→ **Assigned task**: An exact copy of every record is needed.

Element data from apps and pages
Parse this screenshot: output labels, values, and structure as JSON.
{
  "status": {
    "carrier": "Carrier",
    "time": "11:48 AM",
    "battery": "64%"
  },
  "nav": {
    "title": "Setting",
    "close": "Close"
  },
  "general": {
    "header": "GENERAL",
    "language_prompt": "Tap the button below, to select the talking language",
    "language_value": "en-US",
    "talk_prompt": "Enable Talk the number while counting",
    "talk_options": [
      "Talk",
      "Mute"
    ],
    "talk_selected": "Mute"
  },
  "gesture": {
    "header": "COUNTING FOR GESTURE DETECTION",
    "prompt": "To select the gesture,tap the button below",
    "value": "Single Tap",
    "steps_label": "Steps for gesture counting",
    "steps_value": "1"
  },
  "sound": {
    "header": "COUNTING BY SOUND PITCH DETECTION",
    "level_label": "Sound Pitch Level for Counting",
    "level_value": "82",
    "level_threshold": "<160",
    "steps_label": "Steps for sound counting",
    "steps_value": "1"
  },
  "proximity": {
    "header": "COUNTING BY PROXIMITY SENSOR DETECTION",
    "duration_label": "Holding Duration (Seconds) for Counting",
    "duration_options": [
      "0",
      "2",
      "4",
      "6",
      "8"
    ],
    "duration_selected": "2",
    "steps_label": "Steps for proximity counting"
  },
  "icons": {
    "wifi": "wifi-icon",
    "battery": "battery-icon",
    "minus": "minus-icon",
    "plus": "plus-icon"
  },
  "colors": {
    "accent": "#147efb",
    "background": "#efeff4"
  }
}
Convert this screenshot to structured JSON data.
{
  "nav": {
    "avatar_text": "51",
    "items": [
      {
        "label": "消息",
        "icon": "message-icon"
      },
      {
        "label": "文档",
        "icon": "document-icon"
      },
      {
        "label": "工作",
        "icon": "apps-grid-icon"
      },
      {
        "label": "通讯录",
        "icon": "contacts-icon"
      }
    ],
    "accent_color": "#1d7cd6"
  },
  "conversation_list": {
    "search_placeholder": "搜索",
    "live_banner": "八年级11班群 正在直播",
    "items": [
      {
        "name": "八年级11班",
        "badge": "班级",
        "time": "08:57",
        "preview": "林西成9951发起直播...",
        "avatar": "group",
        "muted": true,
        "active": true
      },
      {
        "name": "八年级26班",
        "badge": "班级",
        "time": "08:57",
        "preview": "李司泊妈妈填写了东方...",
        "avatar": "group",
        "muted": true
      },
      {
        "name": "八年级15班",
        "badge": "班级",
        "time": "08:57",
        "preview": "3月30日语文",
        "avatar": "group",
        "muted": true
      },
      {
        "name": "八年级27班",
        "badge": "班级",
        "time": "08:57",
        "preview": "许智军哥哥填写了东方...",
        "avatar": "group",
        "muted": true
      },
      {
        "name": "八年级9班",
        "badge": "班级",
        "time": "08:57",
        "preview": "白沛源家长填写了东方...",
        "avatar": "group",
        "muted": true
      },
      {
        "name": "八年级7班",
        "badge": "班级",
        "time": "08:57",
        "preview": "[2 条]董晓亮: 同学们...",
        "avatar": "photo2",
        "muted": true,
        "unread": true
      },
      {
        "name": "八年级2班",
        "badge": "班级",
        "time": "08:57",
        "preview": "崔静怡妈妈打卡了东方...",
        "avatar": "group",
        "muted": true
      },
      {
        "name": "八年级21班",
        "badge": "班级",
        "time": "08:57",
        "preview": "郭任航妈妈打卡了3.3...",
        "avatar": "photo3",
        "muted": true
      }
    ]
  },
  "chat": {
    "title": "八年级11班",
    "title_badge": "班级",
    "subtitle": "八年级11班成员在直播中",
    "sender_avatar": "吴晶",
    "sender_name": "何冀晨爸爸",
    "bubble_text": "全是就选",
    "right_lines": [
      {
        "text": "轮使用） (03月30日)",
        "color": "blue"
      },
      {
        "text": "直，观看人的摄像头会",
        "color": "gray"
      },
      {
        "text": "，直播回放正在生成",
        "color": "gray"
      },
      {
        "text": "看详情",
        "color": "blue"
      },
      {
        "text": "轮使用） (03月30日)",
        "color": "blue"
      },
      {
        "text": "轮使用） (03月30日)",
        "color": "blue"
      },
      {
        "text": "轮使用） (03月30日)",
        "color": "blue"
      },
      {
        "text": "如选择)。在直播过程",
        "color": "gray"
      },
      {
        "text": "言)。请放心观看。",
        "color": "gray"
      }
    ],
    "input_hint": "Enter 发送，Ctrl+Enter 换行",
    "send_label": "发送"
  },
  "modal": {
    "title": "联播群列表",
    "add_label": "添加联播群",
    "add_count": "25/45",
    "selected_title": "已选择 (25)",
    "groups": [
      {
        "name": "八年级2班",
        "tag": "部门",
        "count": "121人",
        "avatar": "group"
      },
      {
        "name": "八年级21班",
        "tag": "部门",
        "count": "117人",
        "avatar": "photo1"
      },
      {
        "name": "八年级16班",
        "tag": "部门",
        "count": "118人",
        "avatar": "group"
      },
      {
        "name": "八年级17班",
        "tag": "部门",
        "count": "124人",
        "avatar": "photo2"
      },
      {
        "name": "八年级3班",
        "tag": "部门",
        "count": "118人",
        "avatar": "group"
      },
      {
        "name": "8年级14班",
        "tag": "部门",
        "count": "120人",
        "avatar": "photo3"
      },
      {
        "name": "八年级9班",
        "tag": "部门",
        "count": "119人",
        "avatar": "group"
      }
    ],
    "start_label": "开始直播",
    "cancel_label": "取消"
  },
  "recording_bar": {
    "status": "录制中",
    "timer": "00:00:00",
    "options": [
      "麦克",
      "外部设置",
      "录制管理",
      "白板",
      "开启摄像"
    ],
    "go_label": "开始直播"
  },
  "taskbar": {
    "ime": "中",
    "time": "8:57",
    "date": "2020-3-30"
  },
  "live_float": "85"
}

→ **Response to the exercise**:
Parse this screenshot: output labels, values, and structure as JSON.
{
  "status": {
    "carrier": "Carrier",
    "time": "11:48 AM",
    "battery": "64%"
  },
  "nav": {
    "title": "Setting",
    "close": "Close"
  },
  "general": {
    "header": "GENERAL",
    "language_prompt": "Tap the button below, to select the talking language",
    "language_value": "en-US",
    "talk_prompt": "Enable Talk the number while counting",
    "talk_options": [
      "Talk",
      "Mute"
    ],
    "talk_selected": "Mute"
  },
  "gesture": {
    "header": "COUNTING FOR GESTURE DETECTION",
    "prompt": "To select the gesture,tap the button below",
    "value": "Single Tap",
    "steps_label": "Steps for gesture counting",
    "steps_value": "1"
  },
  "sound": {
    "header": "COUNTING BY SOUND PITCH DETECTION",
    "level_label": "Sound Pitch Level for Counting",
    "level_value": "82",
    "level_threshold": "<160",
    "steps_label": "Steps for sound counting",
    "steps_value": "1"
  },
  "proximity": {
    "header": "COUNTING BY PROXIMITY SENSOR DETECTION",
    "duration_label": "Holding Duration (Seconds) for Counting",
    "duration_options": [
      "0",
      "2",
      "4",
      "6",
      "8"
    ],
    "duration_selected": "2",
    "steps_label": "Steps for proximity counting"
  },
  "icons": {
    "wifi": "wifi-icon",
    "battery": "battery-icon",
    "minus": "minus-icon",
    "plus": "plus-icon"
  },
  "colors": {
    "accent": "#147efb",
    "background": "#efeff4"
  }
}
Convert this screenshot to structured JSON data.
{
  "nav": {
    "avatar_text": "51",
    "items": [
      {
        "label": "消息",
        "icon": "message-icon"
      },
      {
        "label": "文档",
        "icon": "document-icon"
      },
      {
        "label": "工作",
        "icon": "apps-grid-icon"
      },
      {
        "label": "通讯录",
        "icon": "contacts-icon"
      }
    ],
    "accent_color": "#1d7cd6"
  },
  "conversation_list": {
    "search_placeholder": "搜索",
    "live_banner": "八年级11班群 正在直播",
    "items": [
      {
        "name": "八年级11班",
        "badge": "班级",
        "time": "08:57",
        "preview": "林西成9951发起直播...",
        "avatar": "group",
        "muted": true,
        "active": true
      },
      {
        "name": "八年级26班",
        "badge": "班级",
        "time": "08:57",
        "preview": "李司泊妈妈填写了东方...",
        "avatar": "group",
        "muted": true
      },
      {
        "name": "八年级15班",
        "badge": "班级",
        "time": "08:57",
        "preview": "3月30日语文",
        "avatar": "group",
        "muted": true
      },
      {
        "name": "八年级27班",
        "badge": "班级",
        "time": "08:57",
        "preview": "许智军哥哥填写了东方...",
        "avatar": "group",
        "muted": true
      },
      {
        "name": "八年级9班",
        "badge": "班级",
        "time": "08:57",
        "preview": "白沛源家长填写了东方...",
        "avatar": "group",
        "muted": true
      },
      {
        "name": "八年级7班",
        "badge": "班级",
        "time": "08:57",
        "preview": "[2 条]董晓亮: 同学们...",
        "avatar": "photo2",
        "muted": true,
        "unread": true
      },
      {
        "name": "八年级2班",
        "badge": "班级",
        "time": "08:57",
        "preview": "崔静怡妈妈打卡了东方...",
        "avatar": "group",
        "muted": true
      },
      {
        "name": "八年级21班",
        "badge": "班级",
        "time": "08:57",
        "preview": "郭任航妈妈打卡了3.3...",
        "avatar": "photo3",
        "muted": true
      }
    ]
  },
  "chat": {
    "title": "八年级11班",
    "title_badge": "班级",
    "subtitle": "八年级11班成员在直播中",
    "sender_avatar": "吴晶",
    "sender_name": "何冀晨爸爸",
    "bubble_text": "全是就选",
    "right_lines": [
      {
        "text": "轮使用） (03月30日)",
        "color": "blue"
      },
      {
        "text": "直，观看人的摄像头会",
        "color": "gray"
      },
      {
        "text": "，直播回放正在生成",
        "color": "gray"
      },
      {
        "text": "看详情",
        "color": "blue"
      },
      {
        "text": "轮使用） (03月30日)",
        "color": "blue"
      },
      {
        "text": "轮使用） (03月30日)",
        "color": "blue"
      },
      {
        "text": "轮使用） (03月30日)",
        "color": "blue"
      },
      {
        "text": "如选择)。在直播过程",
        "color": "gray"
      },
      {
        "text": "言)。请放心观看。",
        "color": "gray"
      }
    ],
    "input_hint": "Enter 发送，Ctrl+Enter 换行",
    "send_label": "发送"
  },
  "modal": {
    "title": "联播群列表",
    "add_label": "添加联播群",
    "add_count": "25/45",
    "selected_title": "已选择 (25)",
    "groups": [
      {
        "name": "八年级2班",
        "tag": "部门",
        "count": "121人",
        "avatar": "group"
      },
      {
        "name": "八年级21班",
        "tag": "部门",
        "count": "117人",
        "avatar": "photo1"
      },
      {
        "name": "八年级16班",
        "tag": "部门",
        "count": "118人",
        "avatar": "group"
      },
      {
        "name": "八年级17班",
        "tag": "部门",
        "count": "124人",
        "avatar": "photo2"
      },
      {
        "name": "八年级3班",
        "tag": "部门",
        "count": "118人",
        "avatar": "group"
      },
      {
        "name": "8年级14班",
        "tag": "部门",
        "count": "120人",
        "avatar": "photo3"
      },
      {
        "name": "八年级9班",
        "tag": "部门",
        "count": "119人",
        "avatar": "group"
      }
    ],
    "start_label": "开始直播",
    "cancel_label": "取消"
  },
  "recording_bar": {
    "status": "录制中",
    "timer": "00:00:00",
    "options": [
      "麦克",
      "外部设置",
      "录制管理",
      "白板",
      "开启摄像"
    ],
    "go_label": "开始直播"
  },
  "taskbar": {
    "ime": "中",
    "time": "8:57",
    "date": "2020-3-30"
  },
  "live_float": "85"
}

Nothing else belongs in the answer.